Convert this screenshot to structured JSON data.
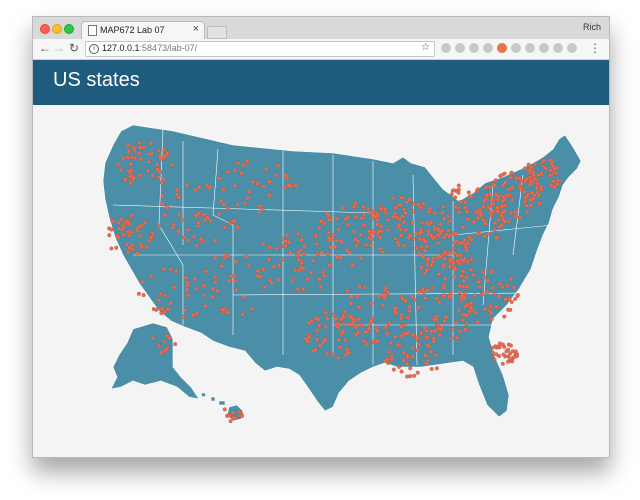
{
  "browser": {
    "tab_title": "MAP672 Lab 07",
    "tab_close": "×",
    "profile_name": "Rich",
    "url_host": "127.0.0.1",
    "url_rest": ":58473/lab-07/"
  },
  "page": {
    "heading": "US states"
  },
  "colors": {
    "header": "#1f5b7c",
    "state_fill": "#4a8ea8",
    "state_border": "#ffffff",
    "point": "#e76f51"
  },
  "map": {
    "layer": "us-states",
    "overlay": "point-locations",
    "icons": [
      "page-icon",
      "back-icon",
      "forward-icon",
      "reload-icon",
      "info-icon",
      "star-icon",
      "menu-icon"
    ]
  }
}
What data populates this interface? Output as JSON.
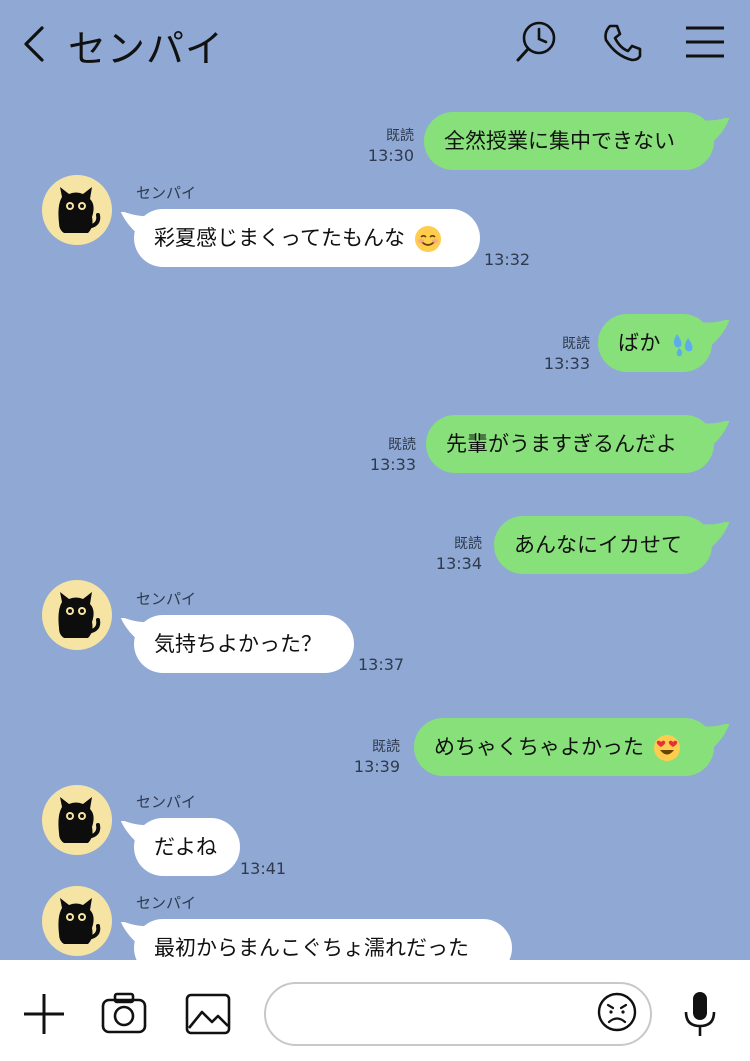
{
  "header": {
    "title": "センパイ"
  },
  "messages": [
    {
      "direction": "sent",
      "text": "全然授業に集中できない",
      "read_label": "既読",
      "time": "13:30"
    },
    {
      "direction": "received",
      "sender": "センパイ",
      "text": "彩夏感じまくってたもんな",
      "emoji": "smiling-face",
      "time": "13:32"
    },
    {
      "direction": "sent",
      "text": "ばか",
      "emoji": "sweat-droplets",
      "read_label": "既読",
      "time": "13:33"
    },
    {
      "direction": "sent",
      "text": "先輩がうますぎるんだよ",
      "read_label": "既読",
      "time": "13:33"
    },
    {
      "direction": "sent",
      "text": "あんなにイカせて",
      "read_label": "既読",
      "time": "13:34"
    },
    {
      "direction": "received",
      "sender": "センパイ",
      "text": "気持ちよかった？",
      "time": "13:37"
    },
    {
      "direction": "sent",
      "text": "めちゃくちゃよかった",
      "emoji": "heart-eyes",
      "read_label": "既読",
      "time": "13:39"
    },
    {
      "direction": "received",
      "sender": "センパイ",
      "text": "だよね",
      "time": "13:41"
    },
    {
      "direction": "received",
      "sender": "センパイ",
      "text": "最初からまんこぐちょ濡れだった",
      "time": ""
    }
  ],
  "input": {
    "value": "",
    "placeholder": ""
  },
  "colors": {
    "background": "#8fa9d4",
    "sent_bubble": "#88e07a",
    "received_bubble": "#ffffff",
    "avatar_bg": "#f6e4a4"
  },
  "icons": {
    "header": [
      "chevron-left-icon",
      "search-clock-icon",
      "phone-icon",
      "menu-icon"
    ],
    "bottom": [
      "plus-icon",
      "camera-icon",
      "image-icon",
      "sticker-face-icon",
      "microphone-icon"
    ]
  }
}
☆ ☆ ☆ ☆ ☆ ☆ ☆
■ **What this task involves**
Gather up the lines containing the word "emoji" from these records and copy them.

■ **Worked solution**
      "emoji": "smiling-face",
      "emoji": "sweat-droplets",
      "emoji": "heart-eyes",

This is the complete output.